## INSTRUCTIONS TO FOLLOW
Print every entry below exactly, leaving out the pictures.
== Segment start ==
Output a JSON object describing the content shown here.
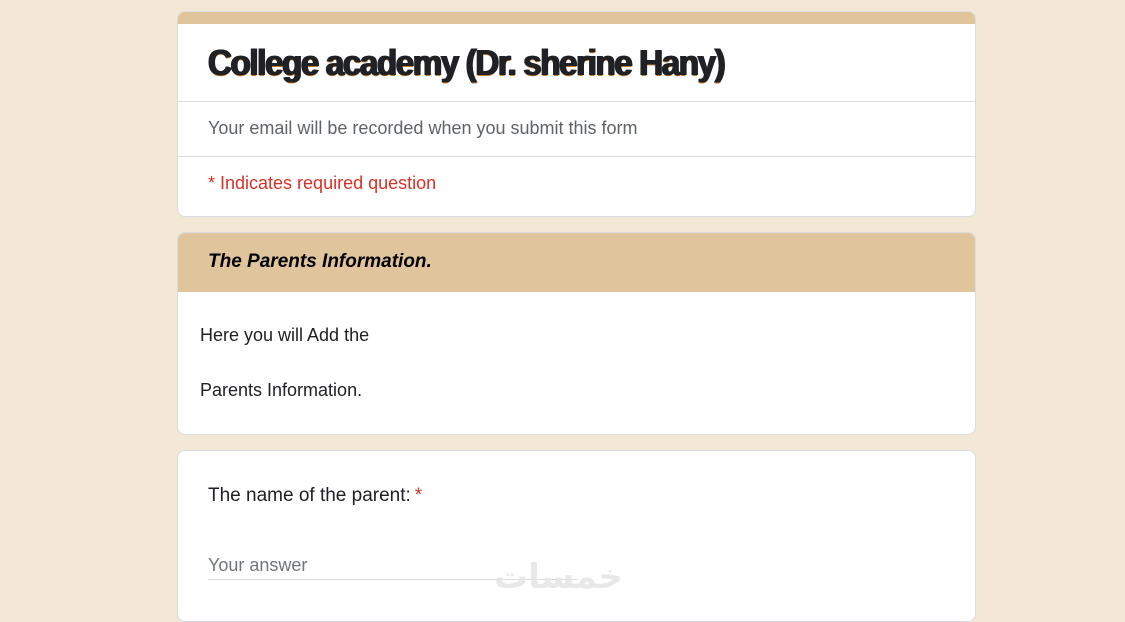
{
  "form": {
    "title": "College academy (Dr. sherine Hany)",
    "email_note": "Your email will be recorded when you submit this form",
    "required_note": "* Indicates required question"
  },
  "section": {
    "title": "The Parents Information.",
    "description_line1": "Here you will Add the",
    "description_line2": "Parents Information."
  },
  "question": {
    "label": "The name of the parent:",
    "required_marker": "*",
    "placeholder": "Your answer",
    "value": ""
  },
  "watermark": {
    "text": "خمسات"
  },
  "colors": {
    "page_background": "#f3e8d6",
    "accent": "#e0c49b",
    "required": "#d93025"
  }
}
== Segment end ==
## EXERCISE ANSWER
Output a JSON object describing the content shown here.
{
  "form": {
    "title": "College academy (Dr. sherine Hany)",
    "email_note": "Your email will be recorded when you submit this form",
    "required_note": "* Indicates required question"
  },
  "section": {
    "title": "The Parents Information.",
    "description_line1": "Here you will Add the",
    "description_line2": "Parents Information."
  },
  "question": {
    "label": "The name of the parent:",
    "required_marker": "*",
    "placeholder": "Your answer",
    "value": ""
  },
  "watermark": {
    "text": "خمسات"
  },
  "colors": {
    "page_background": "#f3e8d6",
    "accent": "#e0c49b",
    "required": "#d93025"
  }
}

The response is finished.